After spending over three decades working in intellectual property protection and litigation, Nicky Espinosa ‘84 joined HeartFlow, Inc. last year as General Counsel.
The burgeoning medical technology industry in Silicon Valley is making headway and one company that’s pioneering heart monitoring is HeartFlow, Inc., which develops software that allows physicians to non-invasively test for coronary artery disease. See below for Espinosa's candid take on the challenges and delights of being the first in-house lawyer for a health tech startup — plus a little career advice for those who might follow in her footsteps.
Why did you decide to break into the startup world?
I first represented tech and life sciences startups in the 1990's in Silicon Valley. Because of my engineering background, it was my dream to have the opportunity to work with the founders of startups to help them translate their ideas and inventions into real-world products and services. Usually corporate transactional attorneys are the first ones asked to join startups, so I knew that I was very lucky in 2000 to get the call to join a startup — Illumina — as its first in-house attorney, and I jumped at that chance.
What are some of your responsibilities as General Counsel at HeartFlow, Inc.?
A bit of everything! I work with the commercial team on sales contracts and customer support issues, the marketing team on website content and corporate communications, the regulatory and quality team on internal processes and the HR department on employee relations issues. One of my most challenging responsibilities is to proactively address global cyber security and data privacy risks.
What is one of the most challenging undertakings that you've had in your role so far?
HeartFlow is in the early phases of commercialization, so the biggest challenge is preparing the company for the demands of its product becoming adopted as the standard of care for coronary artery disease. As a one-person legal department, it’s an hour-to-hour effort to prioritize imminent problems versus those that can wait. I am a "list" person and it frustrates me that I can never finish half of the items on my daily to-do list.
How did your past work experience prepare you for the position?
This is my second stint as the first in-house lawyer, and this time has been much easier because of my prior work experience. Had it not been for the decades I spent in law firms, and my last job as an assistant GC in a public company, I certainly would not have been as confident and comfortable taking on my current role.
What is one of the most interesting aspects of working for a health tech startup?
Learning about how the health care industry operates, and about the various flavors of providers and payers has been fascinating. Learning about how coronary artery disease is diagnosed and treated by so many different types of doctors, and how that impacts adoption of our product has been a real education. Learning from the different subject matter experts in our company is also intellectually satisfying.
Now that you've been working at your role for a year, what have you learned?
I have a greater appreciation for how hard it is to be a practicing physician. Hospital IT departments and electronic medical records are a big part of the healthcare puzzle. Effectively managing software product development processes is complicated, and the legal team has to participate in early product specifications.

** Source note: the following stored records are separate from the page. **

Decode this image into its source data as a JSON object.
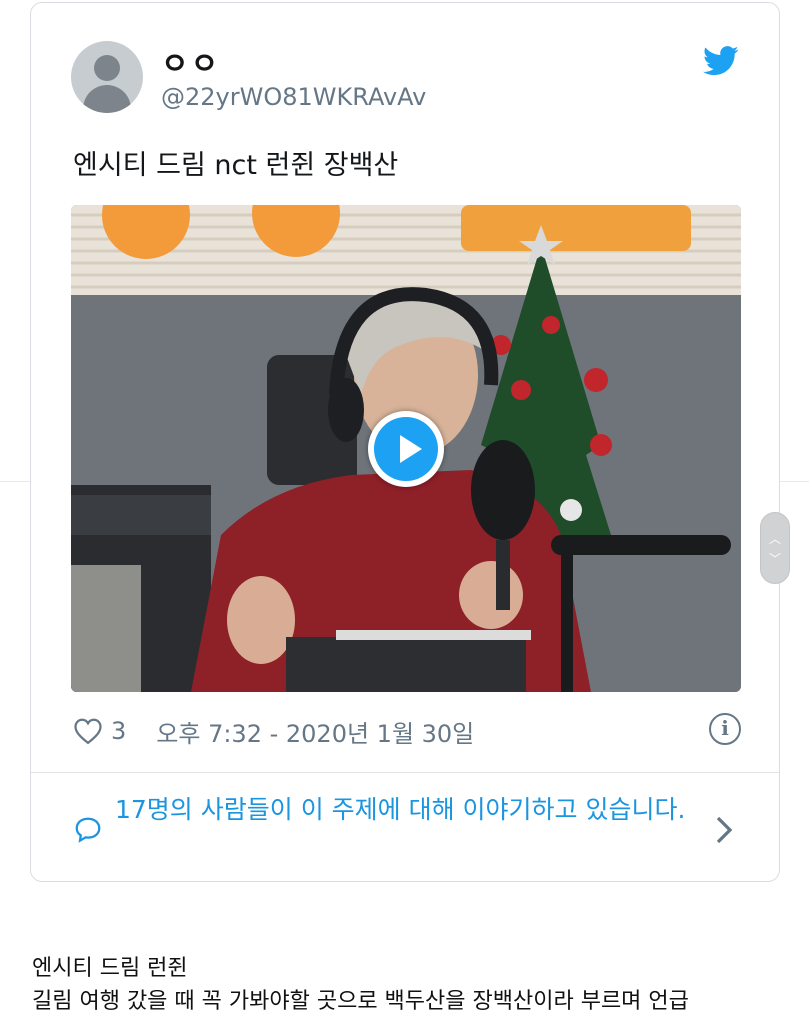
{
  "tweet": {
    "display_name": "ㅇㅇ",
    "handle": "@22yrWO81WKRAvAv",
    "text": "엔시티 드림 nct 런쥔 장백산",
    "like_count": "3",
    "timestamp": "오후 7:32 - 2020년 1월 30일",
    "conversation_text": "17명의 사람들이 이 주제에 대해 이야기하고 있습니다.",
    "brand_color": "#1da1f2",
    "icons": [
      "twitter-bird-icon",
      "play-icon",
      "heart-icon",
      "info-icon",
      "chat-bubble-icon",
      "chevron-right-icon"
    ]
  },
  "caption": {
    "line1": "엔시티 드림 런쥔",
    "line2": "길림 여행 갔을 때 꼭 가봐야할 곳으로 백두산을 장백산이라 부르며 언급"
  }
}
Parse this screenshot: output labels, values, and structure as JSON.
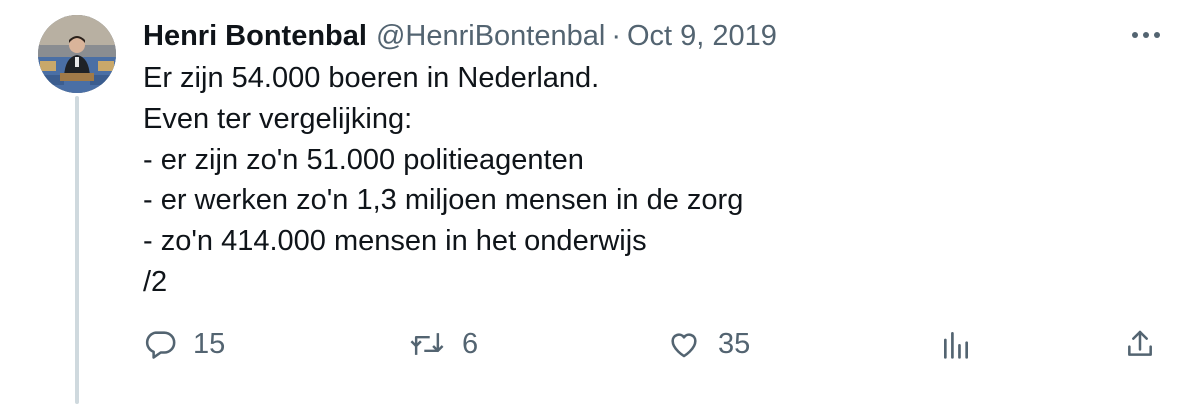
{
  "tweet": {
    "author_name": "Henri Bontenbal",
    "handle": "@HenriBontenbal",
    "separator": "·",
    "date": "Oct 9, 2019",
    "text_lines": [
      "Er zijn 54.000 boeren in Nederland.",
      "Even ter vergelijking:",
      "- er zijn zo'n 51.000 politieagenten",
      "- er werken zo'n 1,3 miljoen mensen in de zorg",
      "- zo'n 414.000 mensen in het onderwijs",
      "/2"
    ]
  },
  "actions": {
    "reply": {
      "icon": "reply-icon",
      "count": "15"
    },
    "retweet": {
      "icon": "retweet-icon",
      "count": "6"
    },
    "like": {
      "icon": "heart-icon",
      "count": "35"
    },
    "views": {
      "icon": "analytics-icon"
    },
    "share": {
      "icon": "share-icon"
    }
  },
  "colors": {
    "text_primary": "#0f1419",
    "text_secondary": "#536471",
    "thread_line": "#cfd9de"
  }
}
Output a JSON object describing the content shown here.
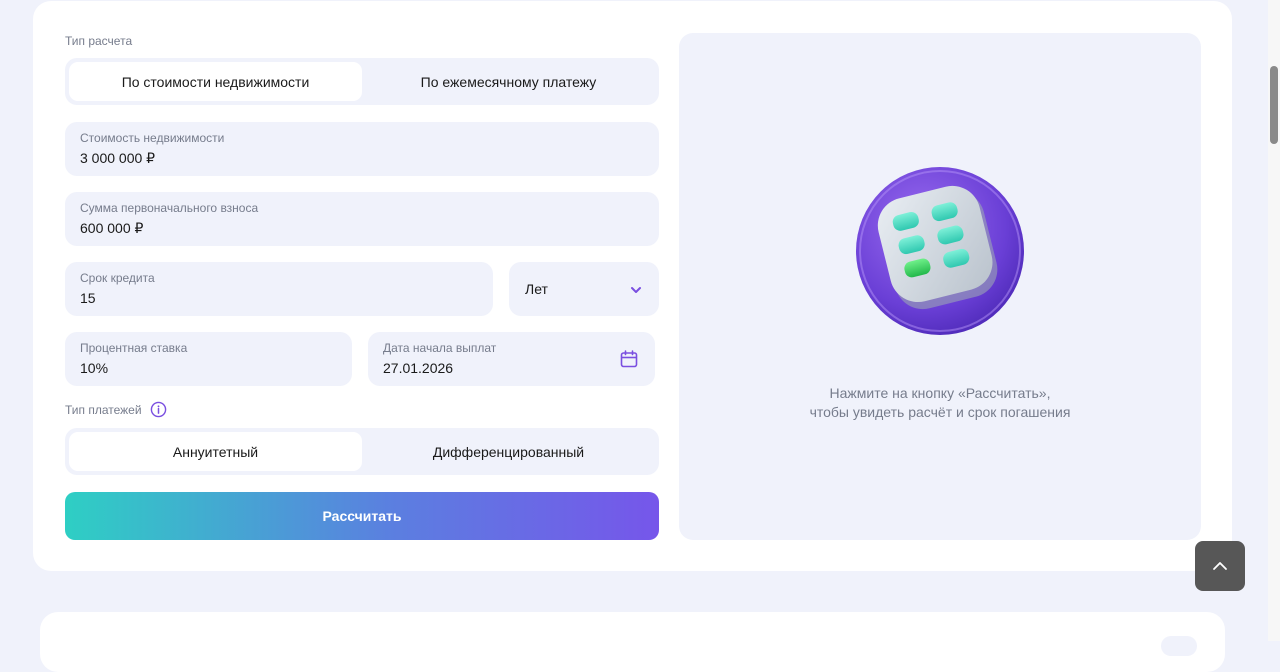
{
  "calc_type": {
    "label": "Тип расчета",
    "options": [
      "По стоимости недвижимости",
      "По ежемесячному платежу"
    ],
    "selected": 0
  },
  "fields": {
    "property_cost": {
      "label": "Стоимость недвижимости",
      "value": "3 000 000 ₽"
    },
    "down_payment": {
      "label": "Сумма первоначального взноса",
      "value": "600 000 ₽"
    },
    "term": {
      "label": "Срок кредита",
      "value": "15"
    },
    "term_unit": {
      "value": "Лет"
    },
    "interest_rate": {
      "label": "Процентная ставка",
      "value": "10%"
    },
    "start_date": {
      "label": "Дата начала выплат",
      "value": "27.01.2026"
    }
  },
  "payment_type": {
    "label": "Тип платежей",
    "options": [
      "Аннуитетный",
      "Дифференцированный"
    ],
    "selected": 0
  },
  "calculate_button": {
    "label": "Рассчитать"
  },
  "result_panel": {
    "hint_line1": "Нажмите на кнопку «Рассчитать»,",
    "hint_line2": "чтобы увидеть расчёт и срок погашения"
  },
  "colors": {
    "accent": "#7a4fe0",
    "panel_bg": "#f0f2fb",
    "gradient_start": "#2ecfc4",
    "gradient_end": "#7656ea"
  }
}
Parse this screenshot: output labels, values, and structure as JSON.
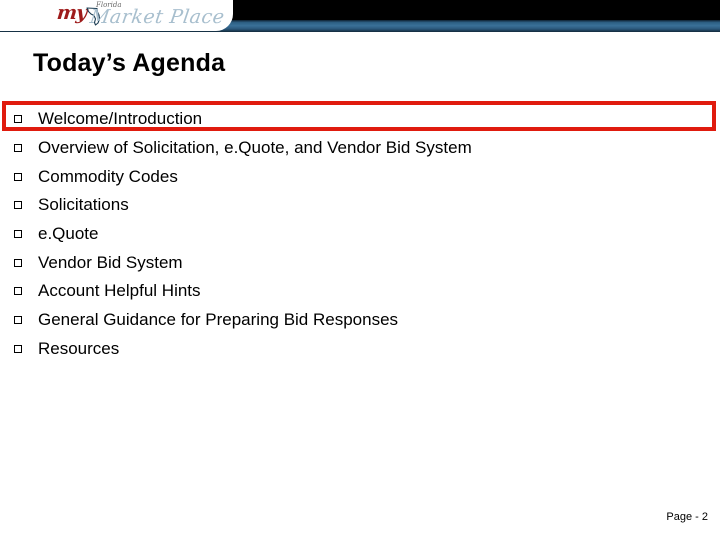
{
  "slide": {
    "title": "Today’s Agenda",
    "page_label": "Page - 2"
  },
  "logo": {
    "my_text": "my",
    "florida_text": "Florida",
    "market_place_text": "Market Place",
    "my_color": "#9e1b1b",
    "market_place_color": "#a8bfce",
    "panel_background": "#ffffff"
  },
  "header": {
    "background_color": "#000000",
    "stripe_color": "#3a7098"
  },
  "highlight": {
    "color": "#e01b0e",
    "target_index": 0
  },
  "agenda": {
    "bullet_glyph": "square-outline",
    "items": [
      {
        "label": "Welcome/Introduction"
      },
      {
        "label": "Overview of Solicitation, e.Quote, and Vendor Bid System"
      },
      {
        "label": "Commodity Codes"
      },
      {
        "label": "Solicitations"
      },
      {
        "label": "e.Quote"
      },
      {
        "label": "Vendor Bid System"
      },
      {
        "label": "Account Helpful Hints"
      },
      {
        "label": "General Guidance for Preparing Bid Responses"
      },
      {
        "label": "Resources"
      }
    ]
  }
}
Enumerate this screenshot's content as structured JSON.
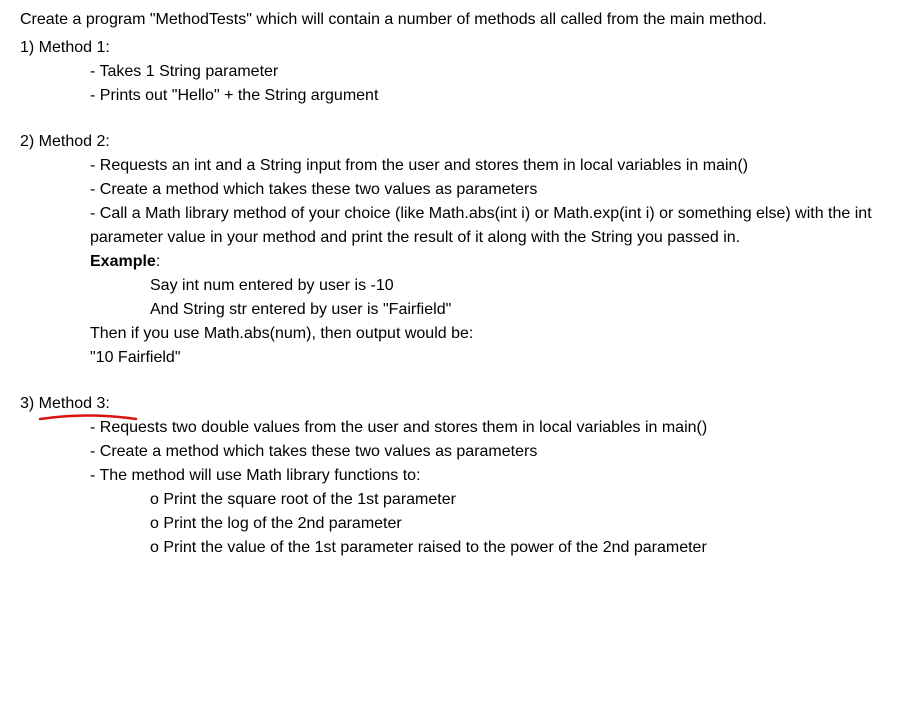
{
  "intro": "Create a program \"MethodTests\" which will contain a number of methods all called from the main method.",
  "m1": {
    "header": "1) Method 1:",
    "l1": "- Takes 1 String parameter",
    "l2": "- Prints out \"Hello\" + the String argument"
  },
  "m2": {
    "header": "2) Method 2:",
    "l1": "- Requests an int and a String input from the user and stores them in local variables in main()",
    "l2": "- Create a method which takes these two values as parameters",
    "l3": "- Call a Math library method of your choice (like Math.abs(int i) or Math.exp(int i) or something else) with the int parameter value in your method and print the result of it along with the String  you passed in.",
    "exampleLabel": "Example",
    "exampleColon": ":",
    "e1": "Say int num entered by user is -10",
    "e2": "And String str entered by user is \"Fairfield\"",
    "e3": "Then if you use Math.abs(num), then output would be:",
    "e4": "\"10 Fairfield\""
  },
  "m3": {
    "header": "3) Method 3:",
    "l1": "- Requests two double values from the user and stores them in local variables in main()",
    "l2": "- Create a method which takes these two values as parameters",
    "l3": "- The method will use Math library functions to:",
    "s1": "o Print the square root of the 1st parameter",
    "s2": "o Print the log of the 2nd parameter",
    "s3": "o Print the value of the 1st parameter raised to the power of the 2nd parameter"
  }
}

I have also learned to live in the worlds of Apple and Google after being a PC and Outlook person for most of my life.
What career advice would you give to current UC Hastings students?
Pay attention to the big problems in the world for the opportunities they present to you as a future attorney. Law school is just the most basic foundation for learning the practice of law. It does help to practice law as an associate in a firm before seeking to become an in-house attorney. The harder the professional challenges you take on, the more rewarding it will be emotionally, intellectually and financially. Don't freak out when your plans change, and don't give up easily.